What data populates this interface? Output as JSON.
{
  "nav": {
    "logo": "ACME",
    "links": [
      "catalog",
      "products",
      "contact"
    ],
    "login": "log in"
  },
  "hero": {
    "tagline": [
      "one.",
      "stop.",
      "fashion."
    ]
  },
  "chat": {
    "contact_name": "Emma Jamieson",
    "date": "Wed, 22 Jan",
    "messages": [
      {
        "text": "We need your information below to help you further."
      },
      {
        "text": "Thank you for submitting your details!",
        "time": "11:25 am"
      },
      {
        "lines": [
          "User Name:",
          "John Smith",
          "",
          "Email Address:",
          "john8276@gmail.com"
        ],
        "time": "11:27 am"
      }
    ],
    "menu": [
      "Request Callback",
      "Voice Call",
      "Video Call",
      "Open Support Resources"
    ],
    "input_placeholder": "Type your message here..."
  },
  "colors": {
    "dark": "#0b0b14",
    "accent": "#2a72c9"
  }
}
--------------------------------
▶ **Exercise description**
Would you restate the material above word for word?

▶ **Written response**
What data populates this interface? Output as JSON.
{
  "nav": {
    "logo": "ACME",
    "links": [
      "catalog",
      "products",
      "contact"
    ],
    "login": "log in"
  },
  "hero": {
    "tagline": [
      "one.",
      "stop.",
      "fashion."
    ]
  },
  "chat": {
    "contact_name": "Emma Jamieson",
    "date": "Wed, 22 Jan",
    "messages": [
      {
        "text": "We need your information below to help you further."
      },
      {
        "text": "Thank you for submitting your details!",
        "time": "11:25 am"
      },
      {
        "lines": [
          "User Name:",
          "John Smith",
          "",
          "Email Address:",
          "john8276@gmail.com"
        ],
        "time": "11:27 am"
      }
    ],
    "menu": [
      "Request Callback",
      "Voice Call",
      "Video Call",
      "Open Support Resources"
    ],
    "input_placeholder": "Type your message here..."
  },
  "colors": {
    "dark": "#0b0b14",
    "accent": "#2a72c9"
  }
}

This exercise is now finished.